The entries follow. Copy every line in which "been" appears.

____________________

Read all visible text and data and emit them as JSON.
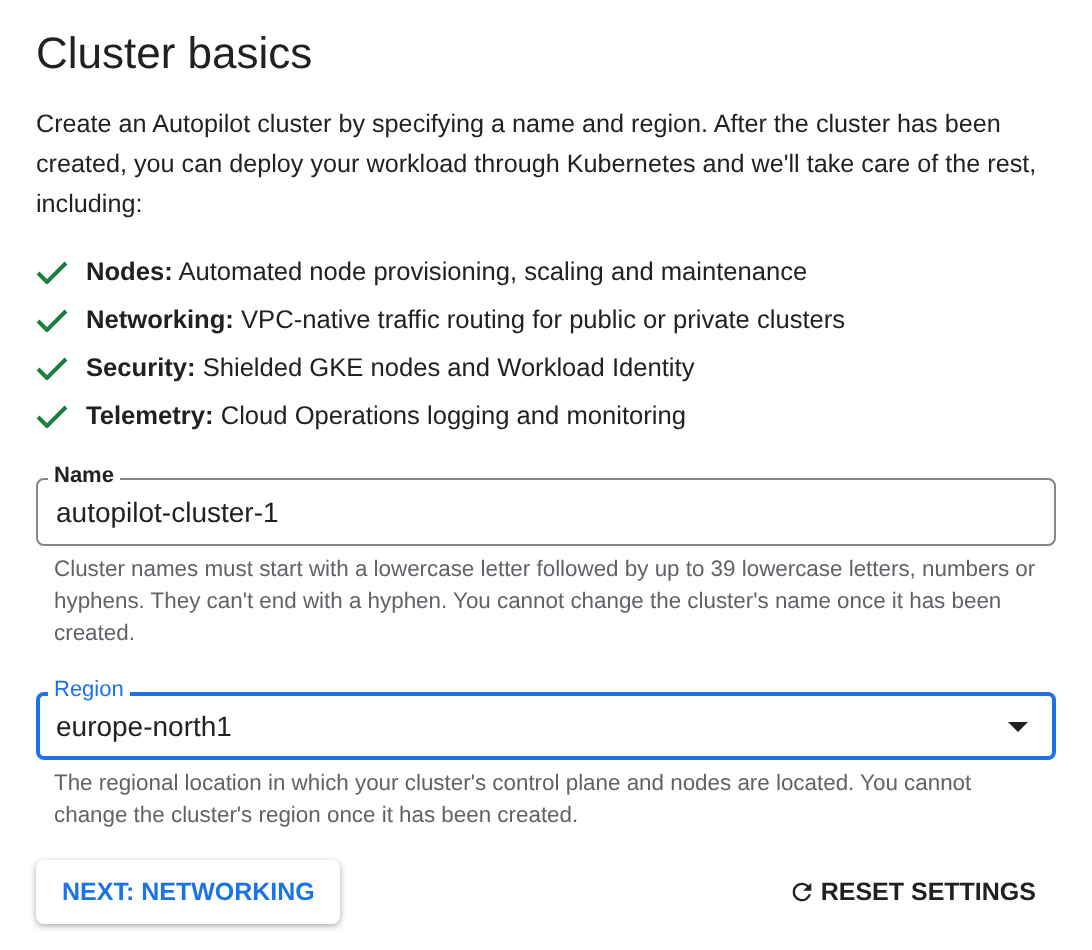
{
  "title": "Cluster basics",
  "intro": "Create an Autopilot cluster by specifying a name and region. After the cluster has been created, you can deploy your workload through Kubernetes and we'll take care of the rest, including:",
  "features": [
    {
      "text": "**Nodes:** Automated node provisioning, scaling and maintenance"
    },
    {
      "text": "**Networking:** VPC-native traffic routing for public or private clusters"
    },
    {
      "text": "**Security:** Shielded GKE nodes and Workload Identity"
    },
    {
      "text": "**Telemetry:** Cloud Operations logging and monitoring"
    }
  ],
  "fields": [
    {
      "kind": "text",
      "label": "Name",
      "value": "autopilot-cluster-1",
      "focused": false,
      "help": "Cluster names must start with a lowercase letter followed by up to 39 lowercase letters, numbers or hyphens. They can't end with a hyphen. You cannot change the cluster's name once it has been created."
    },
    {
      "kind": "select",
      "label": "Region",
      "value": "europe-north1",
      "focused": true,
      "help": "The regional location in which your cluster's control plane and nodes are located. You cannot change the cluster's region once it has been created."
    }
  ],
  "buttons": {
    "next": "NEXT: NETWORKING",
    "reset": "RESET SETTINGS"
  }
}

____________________

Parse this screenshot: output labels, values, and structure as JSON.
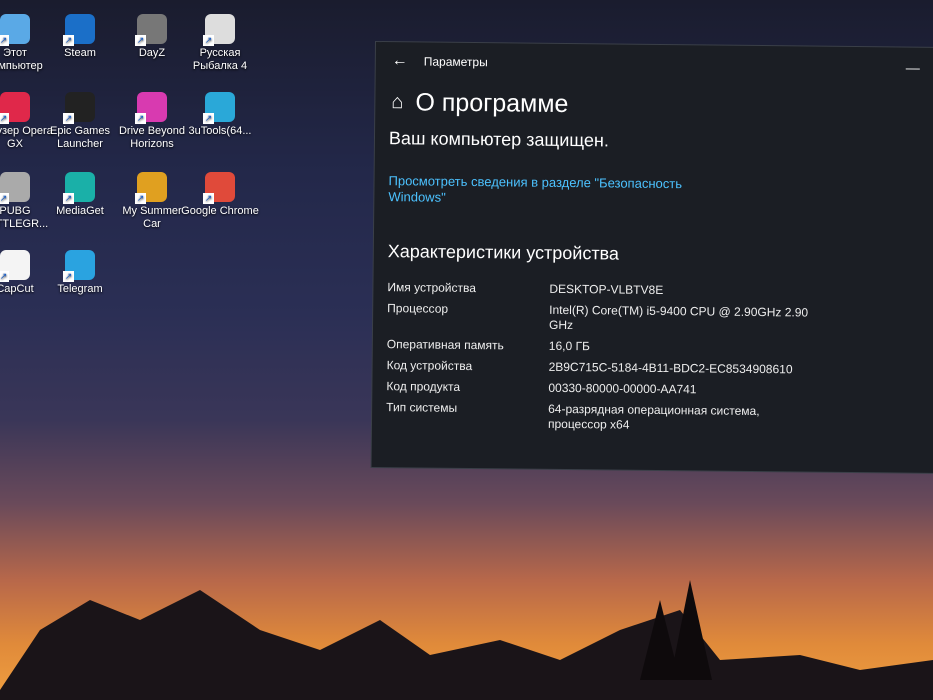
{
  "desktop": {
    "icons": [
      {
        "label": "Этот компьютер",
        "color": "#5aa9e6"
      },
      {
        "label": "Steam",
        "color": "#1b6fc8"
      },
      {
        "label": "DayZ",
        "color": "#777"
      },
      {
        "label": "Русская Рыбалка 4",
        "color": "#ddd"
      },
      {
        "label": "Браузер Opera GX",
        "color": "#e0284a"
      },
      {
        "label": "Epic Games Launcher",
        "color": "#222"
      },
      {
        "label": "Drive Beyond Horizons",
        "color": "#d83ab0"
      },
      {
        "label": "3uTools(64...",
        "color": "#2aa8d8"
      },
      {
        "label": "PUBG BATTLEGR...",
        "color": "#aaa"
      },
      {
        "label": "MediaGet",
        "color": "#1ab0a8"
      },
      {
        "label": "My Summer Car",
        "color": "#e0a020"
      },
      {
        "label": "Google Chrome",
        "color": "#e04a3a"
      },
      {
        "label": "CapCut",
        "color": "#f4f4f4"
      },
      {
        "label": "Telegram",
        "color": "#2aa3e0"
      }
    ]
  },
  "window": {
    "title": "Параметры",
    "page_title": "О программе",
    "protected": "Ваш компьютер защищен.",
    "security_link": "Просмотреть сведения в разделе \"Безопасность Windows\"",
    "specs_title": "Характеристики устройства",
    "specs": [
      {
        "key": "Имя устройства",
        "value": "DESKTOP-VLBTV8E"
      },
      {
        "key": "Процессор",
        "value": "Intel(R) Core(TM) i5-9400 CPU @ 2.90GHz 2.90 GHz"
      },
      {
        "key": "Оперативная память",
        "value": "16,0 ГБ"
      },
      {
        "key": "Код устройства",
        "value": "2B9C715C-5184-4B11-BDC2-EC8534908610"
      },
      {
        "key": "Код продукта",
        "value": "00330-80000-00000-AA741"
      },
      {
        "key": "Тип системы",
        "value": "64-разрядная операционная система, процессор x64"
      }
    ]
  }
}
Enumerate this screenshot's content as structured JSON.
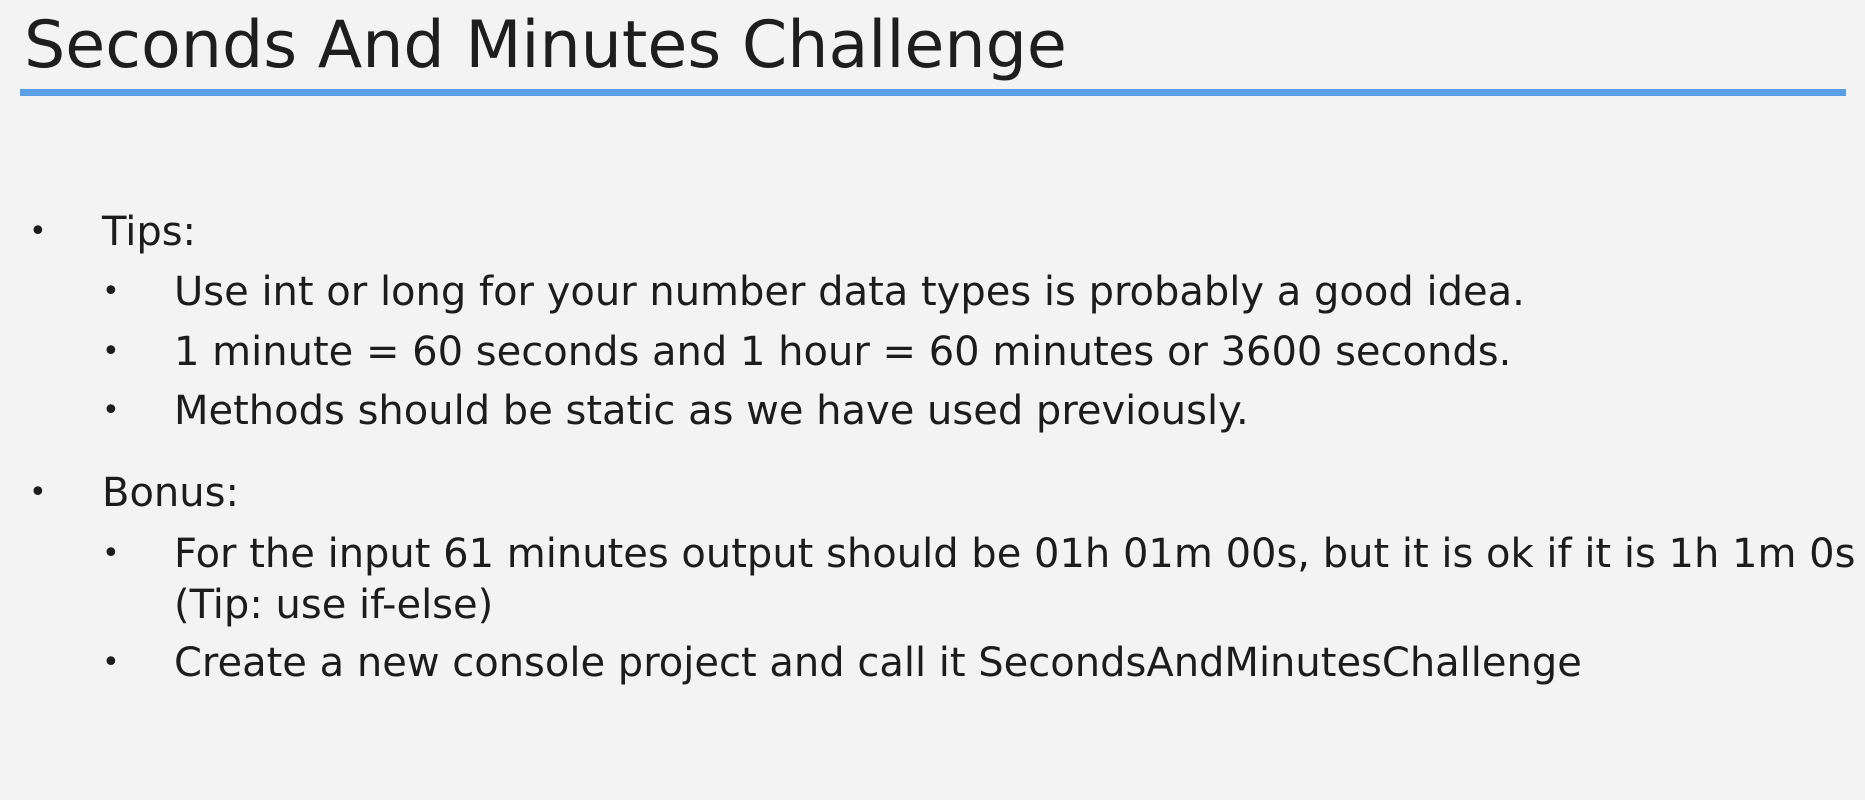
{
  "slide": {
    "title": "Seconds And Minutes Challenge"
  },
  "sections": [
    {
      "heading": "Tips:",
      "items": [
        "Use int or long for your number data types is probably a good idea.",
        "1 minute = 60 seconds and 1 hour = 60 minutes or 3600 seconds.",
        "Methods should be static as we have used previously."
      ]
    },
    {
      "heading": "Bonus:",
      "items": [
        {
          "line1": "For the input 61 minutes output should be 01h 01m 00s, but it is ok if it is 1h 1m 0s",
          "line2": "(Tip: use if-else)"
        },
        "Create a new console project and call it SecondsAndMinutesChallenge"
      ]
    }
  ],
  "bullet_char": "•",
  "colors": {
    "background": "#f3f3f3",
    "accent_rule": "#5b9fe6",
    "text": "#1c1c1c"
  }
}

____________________

▸ WRITTEN SOLUTION:
  "intro": "Create an Autopilot cluster by specifying a name and region. After the cluster has been created, you can deploy your workload through Kubernetes and we'll take care of the rest, including:",
      "help": "Cluster names must start with a lowercase letter followed by up to 39 lowercase letters, numbers or hyphens. They can't end with a hyphen. You cannot change the cluster's name once it has been created."
      "help": "The regional location in which your cluster's control plane and nodes are located. You cannot change the cluster's region once it has been created."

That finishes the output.